Most of the existing equipment on our East Plant is greater than 35 years old and isn’t as efficient at handling the highly concentrated waste. With maintenance costs for the older equipment on the rise, we turned to optimization strategies and replacement equipment to increase efficiency and ensure capacity for future growth. The solution we settled on involves two big upgrades:

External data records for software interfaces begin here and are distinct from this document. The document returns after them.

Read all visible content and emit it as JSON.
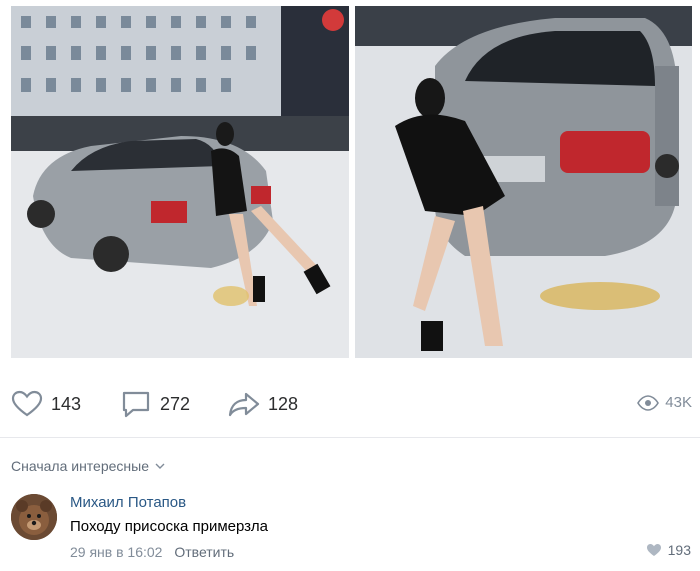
{
  "post": {
    "likes_count": "143",
    "comments_count": "272",
    "shares_count": "128",
    "views_count": "43K"
  },
  "comments_sort": {
    "label": "Сначала интересные"
  },
  "comment": {
    "author": "Михаил Потапов",
    "text": "Походу присоска примерзла",
    "date": "29 янв в 16:02",
    "reply_label": "Ответить",
    "likes": "193"
  },
  "colors": {
    "link": "#2a5885",
    "muted": "#818c99",
    "icon": "#818c99",
    "text": "#000000"
  },
  "icons": [
    "heart-icon",
    "comment-icon",
    "share-icon",
    "eye-icon",
    "chevron-down-icon",
    "small-heart-icon"
  ]
}
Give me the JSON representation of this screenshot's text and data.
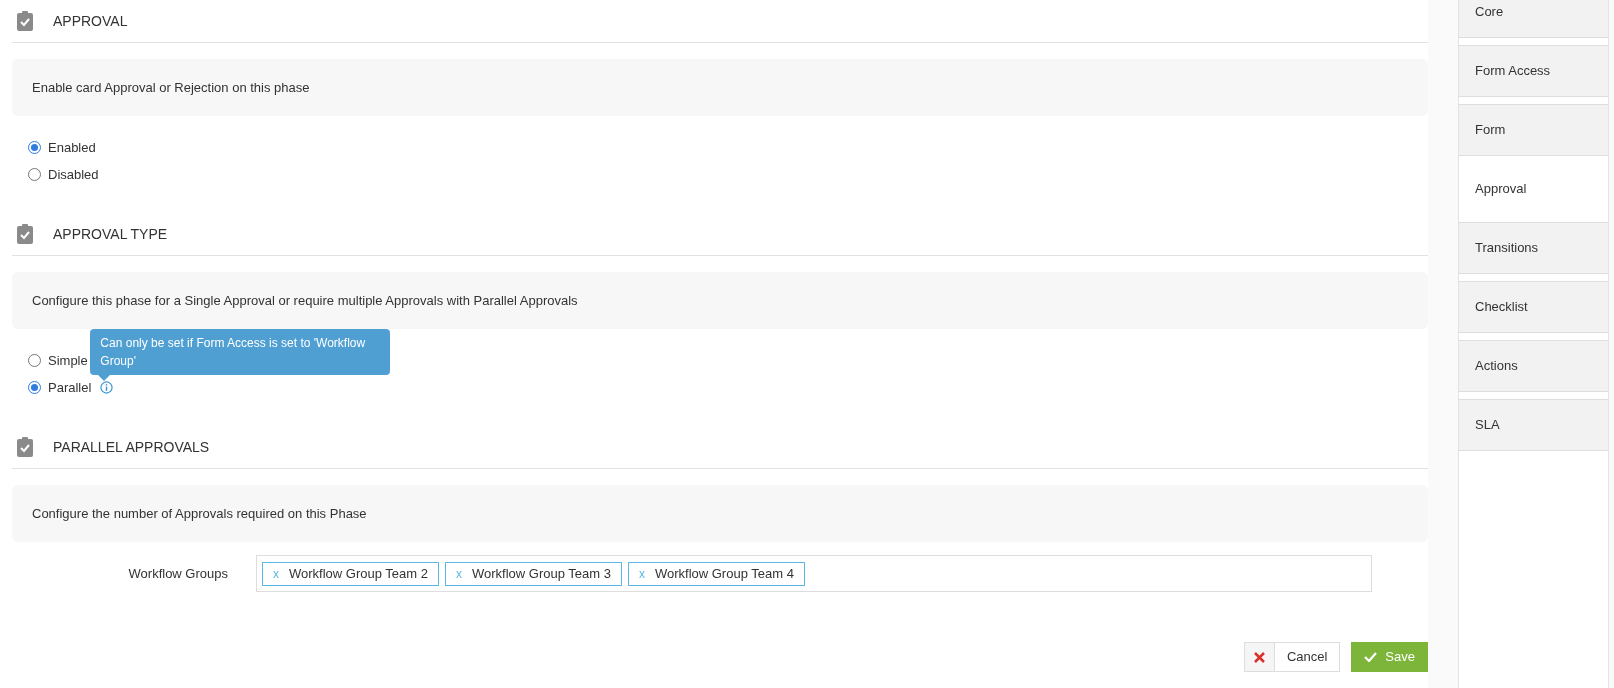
{
  "sections": [
    {
      "title": "APPROVAL",
      "description": "Enable card Approval or Rejection on this phase",
      "options": [
        {
          "label": "Enabled",
          "selected": true,
          "info": false
        },
        {
          "label": "Disabled",
          "selected": false,
          "info": false
        }
      ]
    },
    {
      "title": "APPROVAL TYPE",
      "description": "Configure this phase for a Single Approval or require multiple Approvals with Parallel Approvals",
      "options": [
        {
          "label": "Simple",
          "selected": false,
          "info": false
        },
        {
          "label": "Parallel",
          "selected": true,
          "info": true
        }
      ],
      "tooltip": "Can only be set if Form Access is set to 'Workflow Group'"
    },
    {
      "title": "PARALLEL APPROVALS",
      "description": "Configure the number of Approvals required on this Phase",
      "field": {
        "label": "Workflow Groups",
        "tags": [
          {
            "remove": "x",
            "label": "Workflow Group Team 2"
          },
          {
            "remove": "x",
            "label": "Workflow Group Team 3"
          },
          {
            "remove": "x",
            "label": "Workflow Group Team 4"
          }
        ]
      }
    }
  ],
  "buttons": {
    "cancel": "Cancel",
    "save": "Save"
  },
  "tabs": [
    {
      "label": "Core",
      "selected": false
    },
    {
      "label": "Form Access",
      "selected": false
    },
    {
      "label": "Form",
      "selected": false
    },
    {
      "label": "Approval",
      "selected": true
    },
    {
      "label": "Transitions",
      "selected": false
    },
    {
      "label": "Checklist",
      "selected": false
    },
    {
      "label": "Actions",
      "selected": false
    },
    {
      "label": "SLA",
      "selected": false
    }
  ]
}
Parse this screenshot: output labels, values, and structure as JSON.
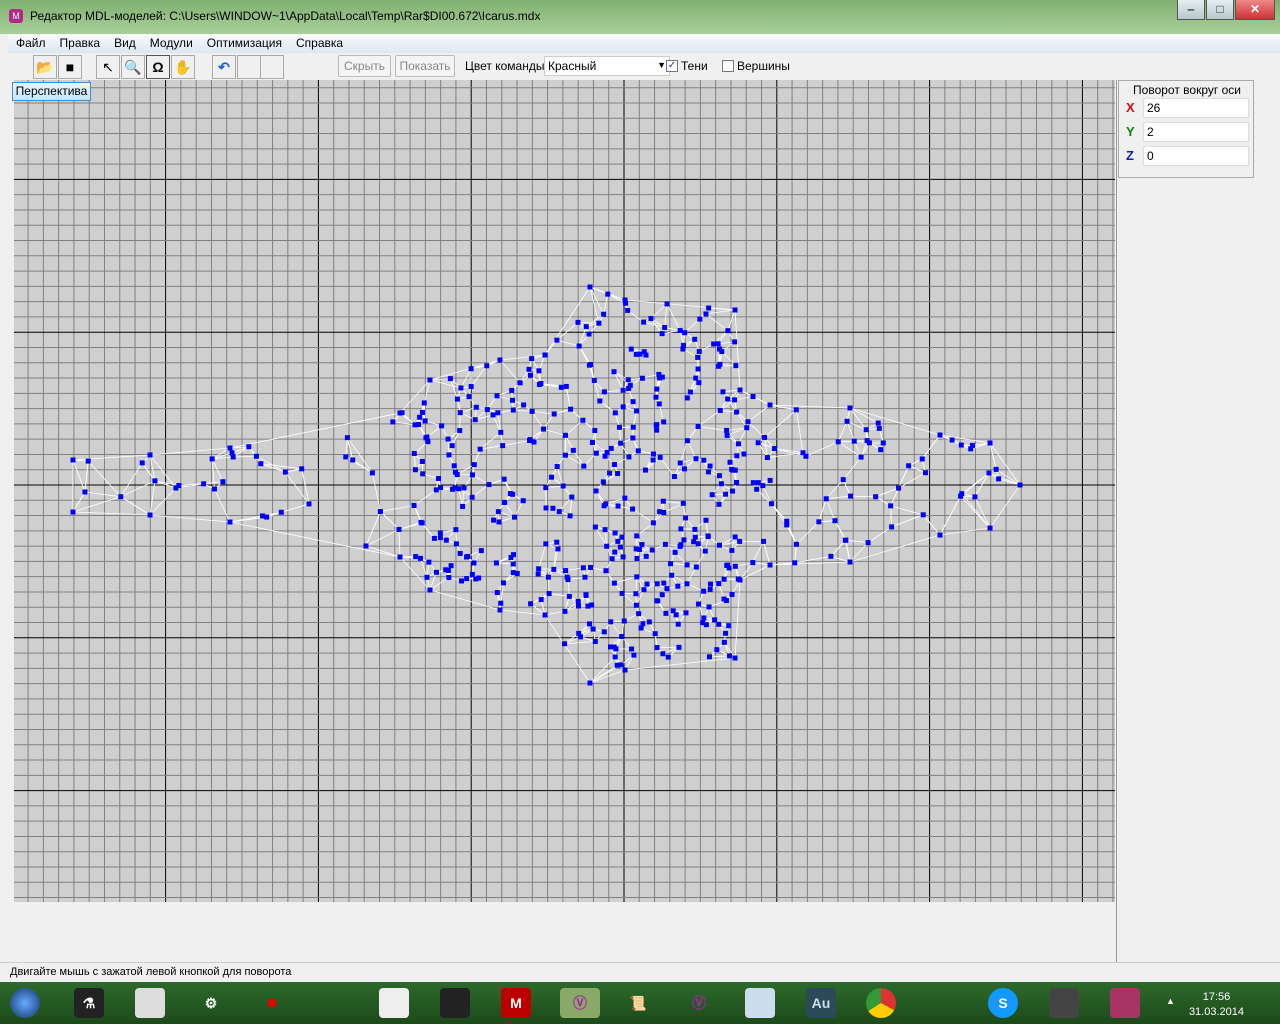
{
  "window": {
    "title": "Редактор MDL-моделей: C:\\Users\\WINDOW~1\\AppData\\Local\\Temp\\Rar$DI00.672\\Icarus.mdx",
    "minimize": "‒",
    "maximize": "□",
    "close": "✕"
  },
  "menu": [
    "Файл",
    "Правка",
    "Вид",
    "Модули",
    "Оптимизация",
    "Справка"
  ],
  "toolbar": {
    "hide_label": "Скрыть",
    "show_label": "Показать",
    "team_color_label": "Цвет команды:",
    "team_color_value": "Красный",
    "shadows_label": "Тени",
    "shadows_checked": true,
    "vertices_label": "Вершины",
    "vertices_checked": false
  },
  "viewport": {
    "view_button": "Перспектива",
    "colors": {
      "grid_bg": "#cfcfcf",
      "minor": "#808080",
      "major": "#000000",
      "mesh": "#ffffff",
      "vertex": "#0000ff"
    }
  },
  "rotation": {
    "title": "Поворот вокруг оси",
    "x_label": "X",
    "x": "26",
    "y_label": "Y",
    "y": "2",
    "z_label": "Z",
    "z": "0"
  },
  "status": "Двигайте мышь с зажатой левой кнопкой для поворота",
  "taskbar": {
    "time": "17:56",
    "date": "31.03.2014",
    "au_label": "Au",
    "tray_arrow": "▲"
  }
}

A nearly total replacement of the WRF’s biosolids handling processes, which includes major equipment investments in two Gravity Belt Thickeners (GBTs) and four dewatering screw presses. The GBTs and screw presses remove excess water from solids extracted from the clarifiers on both East and West Plants and prepare the solids for ultimate disposal. We also stabilize thickened solids with lime before they’re hauled to local farms to be subsurface injected as a fertilizer and soil conditioner. Dewatered solids are disposed at a local landfill and can help with methane gas production (which may be used for power generation at the landfill). The new processes and equipment will enable our facility to handle more waste and increase the corresponding energy efficiency.
An upgrade of our secondary treatment process to add pure oxygen in the aeration process. Wastewater treatment utilizes microorganisms that feed on harmful organic matter in the water, and these good bacteria need a lot of oxygen to work effectively. Our East Plant currently mixes in air to our aeration basins to help feed that demand. Our upgraded system will instead use pure oxygen for this purpose. This modification enables us to treat a more concentrated waste stream in the same tanks, thereby eliminating the need for a costly expansion of our existing footprint.
Since the Holland Area Water Reclamation Facility service area extends far beyond the city into several townships of Ottawa and Allegan Counties, we worked with Ottawa County to raise the $24 million needed through bonds. Ottawa County has a AAA bond rating that offers some of the lowest interest rates on the market, which helped us to sell $19 million in municipal bonds to fund the project. While much of the major construction will be completed in 2015, the plant is expected to be fully operational with the new equipment in August, 2016.